    Compared to many other European states, Britain has agreed to accept a relatively small number of Syrian refugees. Just over a thousand have arrived so far -- and some are being resettled in remote corners of the country. Henry Ridgwell reports on why Britain’s response has lagged behind its neighbors.
    Video

    Video Russia's Car Sales Shrink Overall, But Luxury and Economy Models See Growth

    Car sales in Russia dropped by more than a third in 2015 because of the country's economic woes. But, at the extreme ends of the car market, luxury vehicles and some economy brands are actually experiencing growth. VOA's Daniel Schearf reports from Moscow.
    Video

    Video Jordanian Theater Group Stages Anti-Terrorism Message

    The lure of the self-styled “Islamic State” has many parents worried about their children who may be susceptible to the organization’s online propaganda. Dozens of Muslim communities in the Middle East are fighting back -- giving young adults alternatives to violence. One group in Jordan is using dramatic expression a send a family message. Mideast Broadcasting Network correspondent Haider Al Abdali shared this report with VOA. It’s narrated by Bronwyn Benito
    Video
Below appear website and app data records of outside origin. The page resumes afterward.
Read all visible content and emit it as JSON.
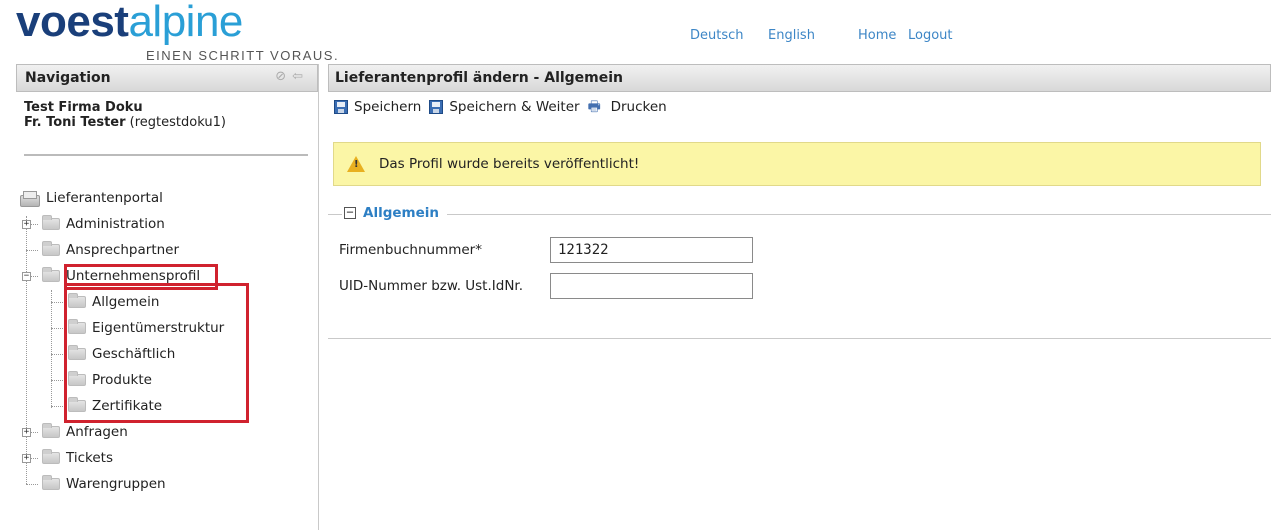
{
  "brand": {
    "logo_dark": "voest",
    "logo_light": "alpine",
    "tagline": "EINEN SCHRITT VORAUS."
  },
  "toplinks": {
    "deutsch": "Deutsch",
    "english": "English",
    "home": "Home",
    "logout": "Logout"
  },
  "nav": {
    "title": "Navigation",
    "company": "Test Firma Doku",
    "user_name": "Fr. Toni Tester",
    "user_id": "(regtestdoku1)",
    "root": "Lieferantenportal",
    "items": [
      {
        "label": "Administration"
      },
      {
        "label": "Ansprechpartner"
      },
      {
        "label": "Unternehmensprofil"
      },
      {
        "label": "Allgemein"
      },
      {
        "label": "Eigentümerstruktur"
      },
      {
        "label": "Geschäftlich"
      },
      {
        "label": "Produkte"
      },
      {
        "label": "Zertifikate"
      },
      {
        "label": "Anfragen"
      },
      {
        "label": "Tickets"
      },
      {
        "label": "Warengruppen"
      }
    ],
    "highlight_color": "#d0222e"
  },
  "main": {
    "title": "Lieferantenprofil ändern - Allgemein",
    "toolbar": {
      "save": "Speichern",
      "save_next": "Speichern & Weiter",
      "print": "Drucken"
    },
    "warning": "Das Profil wurde bereits veröffentlicht!",
    "section": {
      "title": "Allgemein",
      "fields": [
        {
          "label": "Firmenbuchnummer*",
          "value": "121322"
        },
        {
          "label": "UID-Nummer bzw. Ust.IdNr.",
          "value": ""
        }
      ]
    }
  },
  "colors": {
    "link": "#3d86c6",
    "section_title": "#2d7fc4",
    "warning_bg": "#fbf6a6",
    "logo_dark": "#1a3f7a",
    "logo_light": "#2a9fd6"
  }
}
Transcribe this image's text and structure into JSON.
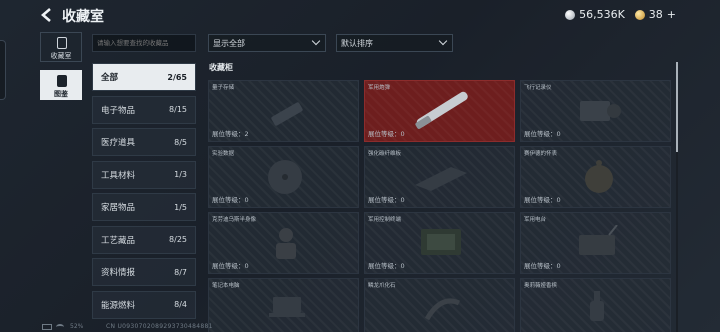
{
  "header": {
    "title": "收藏室"
  },
  "currency": {
    "silver_amount": "56,536K",
    "gold_amount": "38"
  },
  "side_tabs": [
    {
      "label": "收藏室",
      "icon": "collection-room-icon"
    },
    {
      "label": "图鉴",
      "icon": "catalog-book-icon"
    }
  ],
  "search": {
    "placeholder": "请输入想要查找的收藏品"
  },
  "filters": {
    "display": "显示全部",
    "sort": "默认排序"
  },
  "categories": [
    {
      "label": "全部",
      "count": "2/65"
    },
    {
      "label": "电子物品",
      "count": "8/15"
    },
    {
      "label": "医疗道具",
      "count": "8/5"
    },
    {
      "label": "工具材料",
      "count": "1/3"
    },
    {
      "label": "家居物品",
      "count": "1/5"
    },
    {
      "label": "工艺藏品",
      "count": "8/25"
    },
    {
      "label": "资料情报",
      "count": "8/7"
    },
    {
      "label": "能源燃料",
      "count": "8/4"
    }
  ],
  "section_title": "收藏柜",
  "items": [
    {
      "name": "量子存储",
      "level": "展位等级：2",
      "selected": false
    },
    {
      "name": "军用炮弹",
      "level": "展位等级：0",
      "selected": true
    },
    {
      "name": "飞行记录仪",
      "level": "展位等级：0",
      "selected": false
    },
    {
      "name": "实验数据",
      "level": "展位等级：0",
      "selected": false
    },
    {
      "name": "强化碳纤维板",
      "level": "展位等级：0",
      "selected": false
    },
    {
      "name": "赛伊德的怀表",
      "level": "展位等级：0",
      "selected": false
    },
    {
      "name": "克劳迪乌斯半身像",
      "level": "展位等级：0",
      "selected": false
    },
    {
      "name": "军用控制终端",
      "level": "展位等级：0",
      "selected": false
    },
    {
      "name": "军用电台",
      "level": "展位等级：0",
      "selected": false
    },
    {
      "name": "笔记本电脑",
      "level": "",
      "selected": false
    },
    {
      "name": "鳞龙爪化石",
      "level": "",
      "selected": false
    },
    {
      "name": "奥莉薇娅香槟",
      "level": "",
      "selected": false
    }
  ],
  "status": {
    "battery": "52%",
    "uid": "CN U0930702089293730484881"
  },
  "colors": {
    "selected_card": "#6e1e1e",
    "active_category": "#e8ecef",
    "background": "#1e2630"
  }
}
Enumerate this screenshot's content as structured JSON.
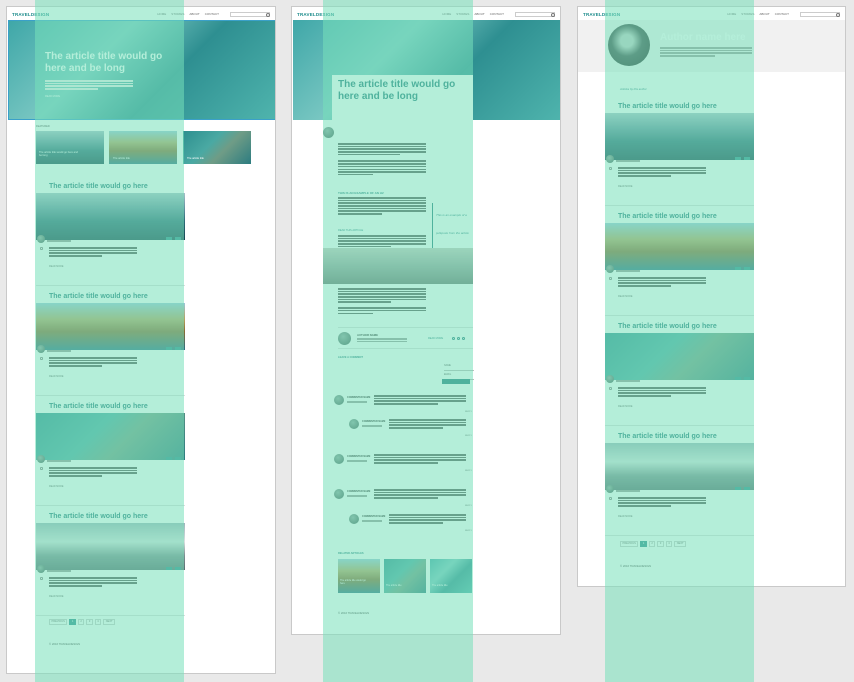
{
  "brand": {
    "logo": "TRAVELDESIGN"
  },
  "nav": {
    "items": [
      "HOME",
      "STORIES",
      "ABOUT",
      "CONTACT"
    ],
    "search_placeholder": "Search"
  },
  "left": {
    "hero_title": "The article title would go here and be long",
    "hero_read_more": "READ MORE",
    "featured_label": "FEATURED",
    "featured": [
      {
        "title": "The article title would go here and be long"
      },
      {
        "title": "The article title"
      },
      {
        "title": "The article title"
      }
    ],
    "articles": [
      {
        "title": "The article title would go here",
        "image": "lake"
      },
      {
        "title": "The article title would go here",
        "image": "rock"
      },
      {
        "title": "The article title would go here",
        "image": "reef"
      },
      {
        "title": "The article title would go here",
        "image": "smoke"
      }
    ],
    "read_more": "READ MORE",
    "pagination": [
      "PREVIOUS",
      "1",
      "2",
      "3",
      "4",
      "NEXT"
    ],
    "footer": "© 2016 TRAVELDESIGN"
  },
  "middle": {
    "hero_title": "The article title would go here and be long",
    "subheading": "THIS IS AN EXAMPLE OF AN H2",
    "pullquote": "This is an example of a pullquote from the article that stands out from the article",
    "link_text": "READ THIS ARTICLE",
    "author_name": "AUTHOR NAME",
    "author_more": "READ MORE",
    "comments_label": "LEAVE A COMMENT",
    "form_name": "NAME",
    "form_email": "EMAIL",
    "submit": "SUBMIT",
    "commenter": "COMMENTER NAME",
    "reply": "REPLY",
    "related_label": "RELATED ARTICLES",
    "related": [
      {
        "title": "The article title would go here"
      },
      {
        "title": "The article title"
      },
      {
        "title": "The article title"
      }
    ],
    "footer": "© 2016 TRAVELDESIGN"
  },
  "right": {
    "author_name": "Author name here",
    "section_label": "Articles by this author",
    "articles": [
      {
        "title": "The article title would go here",
        "image": "lake"
      },
      {
        "title": "The article title would go here",
        "image": "rock"
      },
      {
        "title": "The article title would go here",
        "image": "reef"
      },
      {
        "title": "The article title would go here",
        "image": "smoke"
      }
    ],
    "read_more": "READ MORE",
    "pagination": [
      "PREVIOUS",
      "1",
      "2",
      "3",
      "4",
      "NEXT"
    ],
    "footer": "© 2016 TRAVELDESIGN"
  },
  "colors": {
    "accent": "#1f7a7a",
    "overlay": "#76e0ba",
    "page_bg": "#e9e9e9"
  }
}
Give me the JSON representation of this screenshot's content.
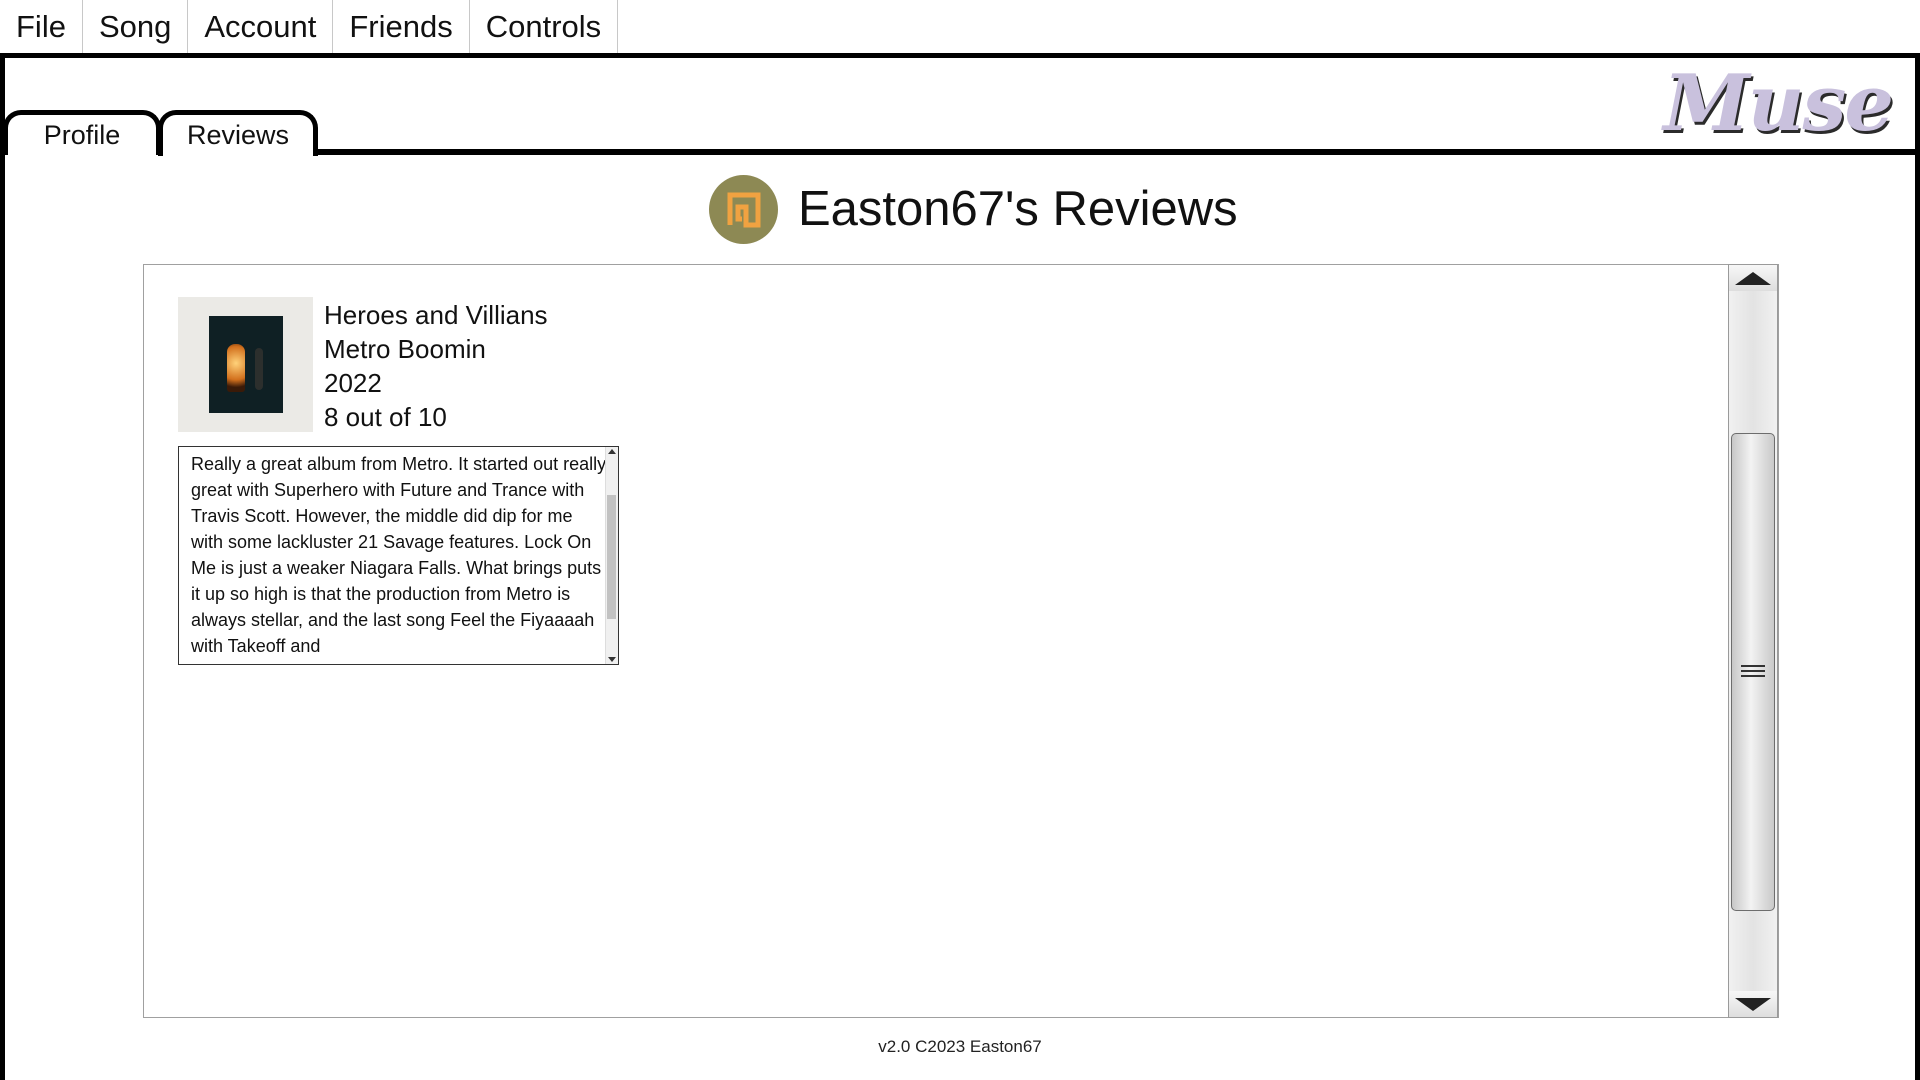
{
  "menu": [
    "File",
    "Song",
    "Account",
    "Friends",
    "Controls"
  ],
  "tabs": {
    "profile": "Profile",
    "reviews": "Reviews",
    "active": "Reviews"
  },
  "logo": {
    "text": "Muse"
  },
  "title": "Easton67's Reviews",
  "avatar": {
    "color": "#8d8954",
    "glyph_color": "#f0a241"
  },
  "review": {
    "album": "Heroes and Villians",
    "artist": "Metro Boomin",
    "year": "2022",
    "rating": "8 out of 10",
    "text": "Really a great album from Metro. It started out really great with Superhero with Future and Trance with Travis Scott. However, the middle did dip for me with some lackluster 21 Savage features. Lock On Me is just a weaker Niagara Falls. What brings puts it up so high is that the production from Metro is always stellar, and the last song Feel the Fiyaaaah with Takeoff and"
  },
  "footer": "v2.0 C2023 Easton67"
}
    Video Civil Rights Pioneer Remembers Struggle for Voting Rights

    February is Black History Month in the United States. The annual, month-long national observance pays tribute to important people and events that shaped the history of African Americans. VOA's Chris Simkins reports how one man fought against discrimination to help millions of blacks obtain the right to vote
    Video

    Video Helping the Blind 'See' Great Art

    There are 285 million blind and visually impaired people in the world who are unable to enjoy visual art at a museum. One New York photographer is trying to fix this situation by making tangible copies of the world’s masterpieces. VOA correspondent Victoria Kupchinetsky was there as visually impaired people got a feel for great art. Joy Wagner narrates her report.